LISTED ENTRIES START
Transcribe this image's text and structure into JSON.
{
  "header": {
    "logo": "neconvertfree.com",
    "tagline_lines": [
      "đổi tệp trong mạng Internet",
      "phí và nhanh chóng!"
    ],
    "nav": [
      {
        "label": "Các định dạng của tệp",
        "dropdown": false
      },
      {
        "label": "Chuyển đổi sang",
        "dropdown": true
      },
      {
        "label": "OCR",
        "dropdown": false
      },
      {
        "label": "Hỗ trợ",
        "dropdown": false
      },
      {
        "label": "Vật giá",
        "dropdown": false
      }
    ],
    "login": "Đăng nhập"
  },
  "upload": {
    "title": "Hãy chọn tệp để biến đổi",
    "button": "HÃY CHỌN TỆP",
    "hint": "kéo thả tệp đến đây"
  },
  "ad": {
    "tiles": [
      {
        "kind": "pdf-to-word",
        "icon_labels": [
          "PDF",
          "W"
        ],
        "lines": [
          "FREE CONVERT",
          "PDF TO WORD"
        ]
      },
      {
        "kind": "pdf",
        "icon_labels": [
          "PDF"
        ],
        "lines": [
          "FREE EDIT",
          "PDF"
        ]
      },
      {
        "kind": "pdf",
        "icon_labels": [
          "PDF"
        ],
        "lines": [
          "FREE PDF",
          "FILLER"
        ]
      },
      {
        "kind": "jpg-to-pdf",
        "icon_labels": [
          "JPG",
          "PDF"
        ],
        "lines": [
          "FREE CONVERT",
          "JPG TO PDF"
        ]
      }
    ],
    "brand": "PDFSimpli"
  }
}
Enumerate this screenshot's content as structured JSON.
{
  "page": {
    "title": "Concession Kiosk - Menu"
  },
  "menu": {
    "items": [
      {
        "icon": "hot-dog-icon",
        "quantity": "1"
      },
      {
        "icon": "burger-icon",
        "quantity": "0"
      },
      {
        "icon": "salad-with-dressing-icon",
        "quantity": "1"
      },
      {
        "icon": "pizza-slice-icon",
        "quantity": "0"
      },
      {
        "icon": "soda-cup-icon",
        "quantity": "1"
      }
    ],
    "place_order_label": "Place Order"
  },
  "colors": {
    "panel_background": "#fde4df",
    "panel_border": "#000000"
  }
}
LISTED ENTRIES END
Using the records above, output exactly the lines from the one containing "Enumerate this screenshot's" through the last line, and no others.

TASK ANSWER ::
Enumerate this screenshot's content as structured JSON.
{
  "page": {
    "title": "Concession Kiosk - Menu"
  },
  "menu": {
    "items": [
      {
        "icon": "hot-dog-icon",
        "quantity": "1"
      },
      {
        "icon": "burger-icon",
        "quantity": "0"
      },
      {
        "icon": "salad-with-dressing-icon",
        "quantity": "1"
      },
      {
        "icon": "pizza-slice-icon",
        "quantity": "0"
      },
      {
        "icon": "soda-cup-icon",
        "quantity": "1"
      }
    ],
    "place_order_label": "Place Order"
  },
  "colors": {
    "panel_background": "#fde4df",
    "panel_border": "#000000"
  }
}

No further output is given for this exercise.